As Michigan legislators debate whether to close the teacher pension fund, a new report on the state’s other major employee pension system — the state employee fund — warns about the need to close the system.

Even though policymakers closed the state employee retirement system to new hires in 1997, thousands of employees still participate in the defined-benefit system and tens of thousands receive benefits. The state has only 61 cents saved for every dollar of benefits earned by members and retirees.

This $4.1 billion gap would likely have been much higher had the state not closed its system. A 2011 study showed that taxpayers have saved between $2.3 and $4.3 billion in these unfunded liabilities.
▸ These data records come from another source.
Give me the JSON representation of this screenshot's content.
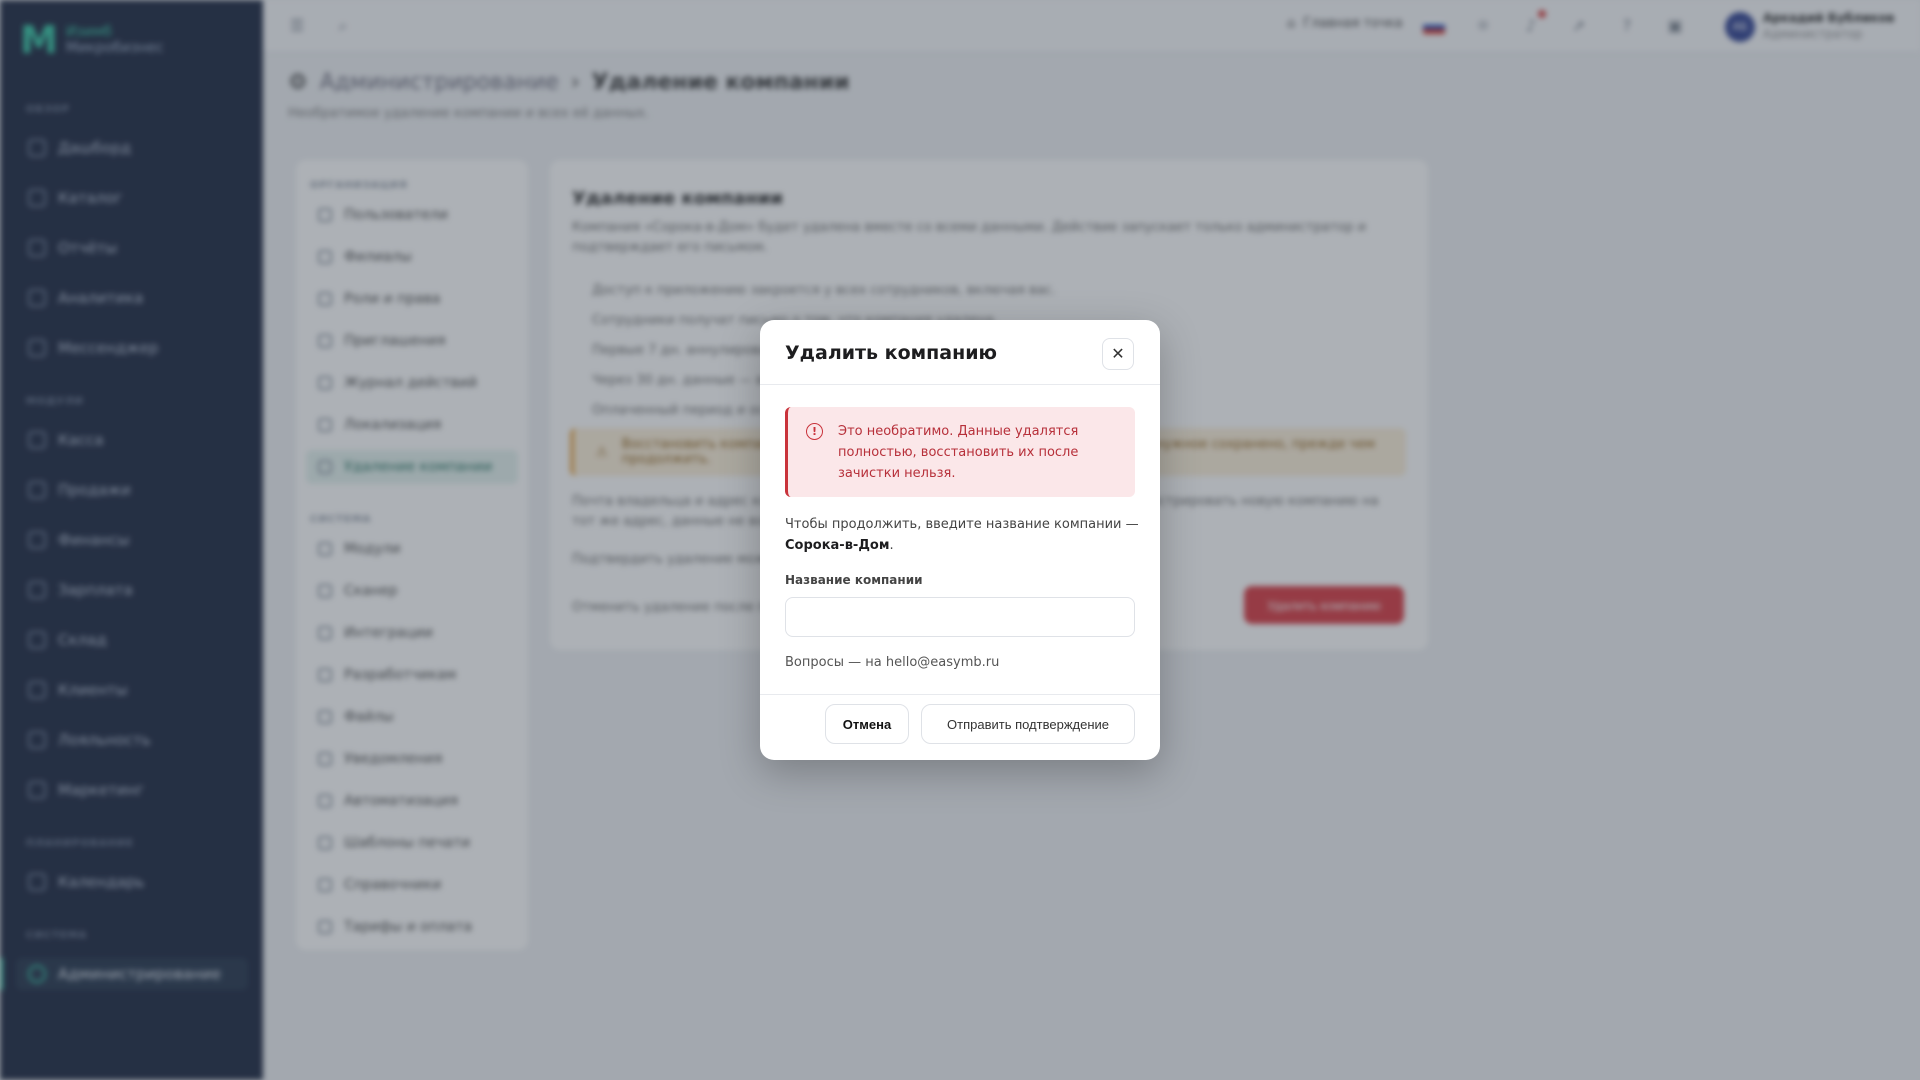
{
  "brand": {
    "line1": "Изимб",
    "line2": "Микробизнес"
  },
  "sidebar": {
    "sections": [
      "ОБЗОР",
      "МОДУЛИ",
      "ПЛАНИРОВАНИЕ",
      "СИСТЕМА"
    ],
    "items": [
      {
        "label": "Дашборд"
      },
      {
        "label": "Каталог"
      },
      {
        "label": "Отчёты"
      },
      {
        "label": "Аналитика"
      },
      {
        "label": "Мессенджер"
      },
      {
        "label": "Касса"
      },
      {
        "label": "Продажи"
      },
      {
        "label": "Финансы"
      },
      {
        "label": "Зарплата"
      },
      {
        "label": "Склад"
      },
      {
        "label": "Клиенты"
      },
      {
        "label": "Лояльность"
      },
      {
        "label": "Маркетинг"
      },
      {
        "label": "Календарь"
      },
      {
        "label": "Администрирование"
      }
    ]
  },
  "topbar": {
    "main_point": "Главная точка",
    "notif_count": "",
    "user": {
      "name": "Аркадий Бубликов",
      "role": "Администратор",
      "initials": "АБ"
    }
  },
  "page": {
    "crumb_root": "Администрирование",
    "crumb_current": "Удаление компании",
    "subtitle": "Необратимое удаление компании и всех её данных."
  },
  "admin_nav": {
    "section_org": "ОРГАНИЗАЦИЯ",
    "section_sys": "СИСТЕМА",
    "org_items": [
      "Пользователи",
      "Филиалы",
      "Роли и права",
      "Приглашения",
      "Журнал действий",
      "Локализация",
      "Удаление компании"
    ],
    "sys_items": [
      "Модули",
      "Сканер",
      "Интеграции",
      "Разработчикам",
      "Файлы",
      "Уведомления",
      "Автоматизация",
      "Шаблоны печати",
      "Справочники",
      "Тарифы и оплата"
    ]
  },
  "card": {
    "title": "Удаление компании",
    "desc": "Компания «Сорока-в-Дом» будет удалена вместе со всеми данными. Действие запускает только администратор и подтверждает его письмом.",
    "bullets": [
      "Доступ к приложению закроется у всех сотрудников, включая вас.",
      "Сотрудники получат письмо о том, что компания удалена.",
      "Первые 7 дн. аннулирование возможно.",
      "Через 30 дн. данные — в архиве.",
      "Оплаченный период и остаток не возвращаются."
    ],
    "warning": "Восстановить компанию после удаления будет нельзя — убедитесь, что всё нужное сохранено, прежде чем продолжить.",
    "p1": "Почта владельца и адрес компании освободятся — при желании вы сможете зарегистрировать новую компанию на тот же адрес, данные не войдут.",
    "p2": "Подтвердить удаление может только владелец компании.",
    "p3": "Отменить удаление после подтверждения нельзя.",
    "danger_button": "Удалить компанию"
  },
  "modal": {
    "title": "Удалить компанию",
    "alert": "Это необратимо. Данные удалятся полностью, восстановить их после зачистки нельзя.",
    "prompt_prefix": "Чтобы продолжить, введите название компании —",
    "company_name": "Сорока-в-Дом",
    "prompt_suffix": ".",
    "field_label": "Название компании",
    "field_value": "",
    "questions": "Вопросы — на hello@easymb.ru",
    "cancel": "Отмена",
    "submit": "Отправить подтверждение"
  },
  "colors": {
    "accent": "#31c7a4",
    "danger": "#d7353d",
    "sidebar_bg": "#16213b"
  }
}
The unfunded liability is the difference between the actuarial value of assets and that of liabilities. Though the plan is closed, the state is still adding long-term liabilities, meaning that the pensions being earned by current workers are larger than the amounts being retired. Liabilities grew by $737 million, from $14.9 billion in 2010 to $15.6 billion in 2011.

The actuarial value of the investments used to pay for this growing obligation fell by $560 million, from $10.8 billion to $10.2 billion.

Running a pension fund is a risky financial commitment. Even after choosing to wind down participation in the program, problems can develop decades after the decision. But the major underfunding problems developing in these pension funds are all the more reason to close them to new members.